Find the lines below that contain the word "this" and count them. Only the number should be given.

__Dataset rows describing interfaces__.
□ □ □
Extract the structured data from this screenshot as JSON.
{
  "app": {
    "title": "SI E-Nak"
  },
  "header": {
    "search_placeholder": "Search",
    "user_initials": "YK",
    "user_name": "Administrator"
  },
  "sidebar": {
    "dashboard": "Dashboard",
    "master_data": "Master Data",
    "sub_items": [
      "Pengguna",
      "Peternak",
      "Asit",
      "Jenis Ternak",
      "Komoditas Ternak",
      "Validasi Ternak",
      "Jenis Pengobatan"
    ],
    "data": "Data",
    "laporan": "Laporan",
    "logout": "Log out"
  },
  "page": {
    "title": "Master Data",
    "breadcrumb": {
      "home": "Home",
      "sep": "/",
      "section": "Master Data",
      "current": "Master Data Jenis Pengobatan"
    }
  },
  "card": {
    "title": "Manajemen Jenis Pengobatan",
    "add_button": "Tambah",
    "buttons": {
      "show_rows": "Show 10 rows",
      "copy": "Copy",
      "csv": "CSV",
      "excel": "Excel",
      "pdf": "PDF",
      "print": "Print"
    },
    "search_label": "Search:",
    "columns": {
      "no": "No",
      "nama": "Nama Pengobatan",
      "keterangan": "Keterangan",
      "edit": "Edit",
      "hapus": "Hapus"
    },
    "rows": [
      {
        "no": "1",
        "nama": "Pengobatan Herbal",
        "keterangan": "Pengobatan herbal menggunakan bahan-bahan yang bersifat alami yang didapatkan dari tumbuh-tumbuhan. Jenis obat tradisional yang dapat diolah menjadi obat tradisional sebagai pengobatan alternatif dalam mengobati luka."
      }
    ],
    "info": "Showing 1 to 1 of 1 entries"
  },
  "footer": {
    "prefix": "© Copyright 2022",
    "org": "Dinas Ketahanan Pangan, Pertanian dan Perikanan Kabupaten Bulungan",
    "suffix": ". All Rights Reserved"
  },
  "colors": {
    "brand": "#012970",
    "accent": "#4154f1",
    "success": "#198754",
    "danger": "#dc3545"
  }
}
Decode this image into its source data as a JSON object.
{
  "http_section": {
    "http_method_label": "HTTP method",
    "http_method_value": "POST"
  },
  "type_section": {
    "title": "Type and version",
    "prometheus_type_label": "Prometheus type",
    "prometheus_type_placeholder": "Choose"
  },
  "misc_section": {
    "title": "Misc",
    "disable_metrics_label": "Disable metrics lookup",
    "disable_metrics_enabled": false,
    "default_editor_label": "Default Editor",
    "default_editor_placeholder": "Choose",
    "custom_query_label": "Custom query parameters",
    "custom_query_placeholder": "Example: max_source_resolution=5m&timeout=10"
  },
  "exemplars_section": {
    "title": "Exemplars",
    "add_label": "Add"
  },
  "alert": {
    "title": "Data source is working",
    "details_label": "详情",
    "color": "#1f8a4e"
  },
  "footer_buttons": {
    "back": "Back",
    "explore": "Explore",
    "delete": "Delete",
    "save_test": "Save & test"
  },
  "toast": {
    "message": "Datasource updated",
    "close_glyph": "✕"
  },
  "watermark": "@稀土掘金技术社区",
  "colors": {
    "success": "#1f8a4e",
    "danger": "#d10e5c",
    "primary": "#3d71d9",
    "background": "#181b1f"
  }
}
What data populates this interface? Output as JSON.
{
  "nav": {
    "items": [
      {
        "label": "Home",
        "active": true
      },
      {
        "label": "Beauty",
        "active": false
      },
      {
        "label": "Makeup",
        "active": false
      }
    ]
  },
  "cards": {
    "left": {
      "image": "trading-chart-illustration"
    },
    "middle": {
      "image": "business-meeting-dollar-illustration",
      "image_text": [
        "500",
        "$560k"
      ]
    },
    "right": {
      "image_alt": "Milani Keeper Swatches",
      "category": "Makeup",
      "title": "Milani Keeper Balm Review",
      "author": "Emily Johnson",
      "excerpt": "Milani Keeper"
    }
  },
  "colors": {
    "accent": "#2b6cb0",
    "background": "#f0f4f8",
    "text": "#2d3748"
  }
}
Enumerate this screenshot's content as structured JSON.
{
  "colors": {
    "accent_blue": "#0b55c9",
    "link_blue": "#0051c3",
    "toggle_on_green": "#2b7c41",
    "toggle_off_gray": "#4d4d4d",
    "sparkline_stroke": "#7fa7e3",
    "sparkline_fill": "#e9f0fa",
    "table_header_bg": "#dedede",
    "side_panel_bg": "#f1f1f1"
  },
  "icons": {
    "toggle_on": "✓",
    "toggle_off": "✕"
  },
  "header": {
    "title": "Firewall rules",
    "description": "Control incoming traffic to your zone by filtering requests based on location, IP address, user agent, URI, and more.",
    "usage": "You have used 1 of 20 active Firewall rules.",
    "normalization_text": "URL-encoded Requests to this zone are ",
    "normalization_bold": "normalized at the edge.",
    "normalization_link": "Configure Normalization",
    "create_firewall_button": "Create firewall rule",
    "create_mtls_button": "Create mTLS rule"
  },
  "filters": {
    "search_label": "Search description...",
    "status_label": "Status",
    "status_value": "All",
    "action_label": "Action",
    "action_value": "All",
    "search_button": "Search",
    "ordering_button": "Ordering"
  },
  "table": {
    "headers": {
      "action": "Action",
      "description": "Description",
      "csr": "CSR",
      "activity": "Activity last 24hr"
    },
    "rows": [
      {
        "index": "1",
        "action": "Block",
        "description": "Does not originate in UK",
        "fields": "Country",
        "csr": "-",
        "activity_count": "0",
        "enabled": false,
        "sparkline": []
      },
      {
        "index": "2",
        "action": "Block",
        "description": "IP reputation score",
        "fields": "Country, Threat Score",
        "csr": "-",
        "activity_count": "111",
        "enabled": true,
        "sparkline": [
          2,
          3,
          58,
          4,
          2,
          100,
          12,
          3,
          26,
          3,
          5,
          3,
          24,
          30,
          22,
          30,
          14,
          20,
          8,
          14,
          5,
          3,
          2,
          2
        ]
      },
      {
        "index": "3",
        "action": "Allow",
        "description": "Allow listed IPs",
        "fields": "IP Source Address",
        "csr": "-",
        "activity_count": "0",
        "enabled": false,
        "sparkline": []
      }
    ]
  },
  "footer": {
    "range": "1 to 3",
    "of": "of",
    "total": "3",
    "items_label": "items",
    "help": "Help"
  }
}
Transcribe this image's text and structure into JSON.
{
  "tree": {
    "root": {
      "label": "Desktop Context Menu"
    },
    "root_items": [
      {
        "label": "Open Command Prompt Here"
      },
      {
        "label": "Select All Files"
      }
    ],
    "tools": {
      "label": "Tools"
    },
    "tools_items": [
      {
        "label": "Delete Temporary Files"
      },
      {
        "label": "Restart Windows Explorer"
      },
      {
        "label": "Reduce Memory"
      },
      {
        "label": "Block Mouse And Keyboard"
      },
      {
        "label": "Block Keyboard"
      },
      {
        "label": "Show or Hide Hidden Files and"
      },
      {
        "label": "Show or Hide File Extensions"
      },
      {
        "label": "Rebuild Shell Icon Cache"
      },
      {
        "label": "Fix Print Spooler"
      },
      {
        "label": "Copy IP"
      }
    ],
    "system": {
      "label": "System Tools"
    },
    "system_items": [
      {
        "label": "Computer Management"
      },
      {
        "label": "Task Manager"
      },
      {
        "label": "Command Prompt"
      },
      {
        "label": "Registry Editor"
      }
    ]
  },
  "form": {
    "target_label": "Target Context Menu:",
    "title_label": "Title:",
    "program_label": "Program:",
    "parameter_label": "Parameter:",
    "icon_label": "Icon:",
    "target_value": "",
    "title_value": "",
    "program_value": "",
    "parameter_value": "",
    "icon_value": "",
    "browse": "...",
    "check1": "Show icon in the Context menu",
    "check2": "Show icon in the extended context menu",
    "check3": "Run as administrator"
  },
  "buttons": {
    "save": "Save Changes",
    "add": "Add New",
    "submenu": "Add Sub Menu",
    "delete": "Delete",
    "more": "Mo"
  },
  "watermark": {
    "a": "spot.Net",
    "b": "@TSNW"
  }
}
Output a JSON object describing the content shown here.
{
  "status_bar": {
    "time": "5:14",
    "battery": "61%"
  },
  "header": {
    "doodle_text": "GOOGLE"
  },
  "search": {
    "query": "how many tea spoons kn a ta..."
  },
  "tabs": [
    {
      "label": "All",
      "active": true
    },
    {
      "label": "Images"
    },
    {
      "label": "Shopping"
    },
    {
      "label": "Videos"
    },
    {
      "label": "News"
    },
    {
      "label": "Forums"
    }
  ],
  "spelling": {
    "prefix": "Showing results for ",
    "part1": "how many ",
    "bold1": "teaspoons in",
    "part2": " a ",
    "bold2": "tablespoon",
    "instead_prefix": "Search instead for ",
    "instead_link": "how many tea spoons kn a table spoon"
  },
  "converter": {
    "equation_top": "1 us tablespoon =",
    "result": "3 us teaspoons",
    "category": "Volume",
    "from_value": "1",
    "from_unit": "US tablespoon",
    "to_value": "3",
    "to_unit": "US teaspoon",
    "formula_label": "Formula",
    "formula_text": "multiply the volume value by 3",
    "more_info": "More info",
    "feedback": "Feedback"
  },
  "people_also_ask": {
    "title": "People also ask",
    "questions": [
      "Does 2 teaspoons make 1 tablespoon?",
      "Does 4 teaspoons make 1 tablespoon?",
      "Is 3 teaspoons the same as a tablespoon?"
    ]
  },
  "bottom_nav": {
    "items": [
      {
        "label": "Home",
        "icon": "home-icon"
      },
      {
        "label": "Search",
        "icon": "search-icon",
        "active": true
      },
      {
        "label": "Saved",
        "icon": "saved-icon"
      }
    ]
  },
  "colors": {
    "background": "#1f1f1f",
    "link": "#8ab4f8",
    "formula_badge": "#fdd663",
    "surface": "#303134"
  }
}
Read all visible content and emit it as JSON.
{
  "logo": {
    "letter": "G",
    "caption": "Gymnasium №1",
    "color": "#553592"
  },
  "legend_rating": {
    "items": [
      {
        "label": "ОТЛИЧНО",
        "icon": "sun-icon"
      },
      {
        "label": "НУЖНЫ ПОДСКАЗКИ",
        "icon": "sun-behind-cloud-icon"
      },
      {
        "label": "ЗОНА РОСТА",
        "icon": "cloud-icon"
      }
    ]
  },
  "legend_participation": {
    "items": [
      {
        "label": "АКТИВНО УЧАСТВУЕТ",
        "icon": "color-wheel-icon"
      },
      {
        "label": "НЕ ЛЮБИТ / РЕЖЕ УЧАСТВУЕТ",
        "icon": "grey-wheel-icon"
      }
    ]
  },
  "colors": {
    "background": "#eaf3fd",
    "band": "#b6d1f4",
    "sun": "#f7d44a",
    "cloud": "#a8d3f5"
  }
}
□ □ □
__Response to the task__. 6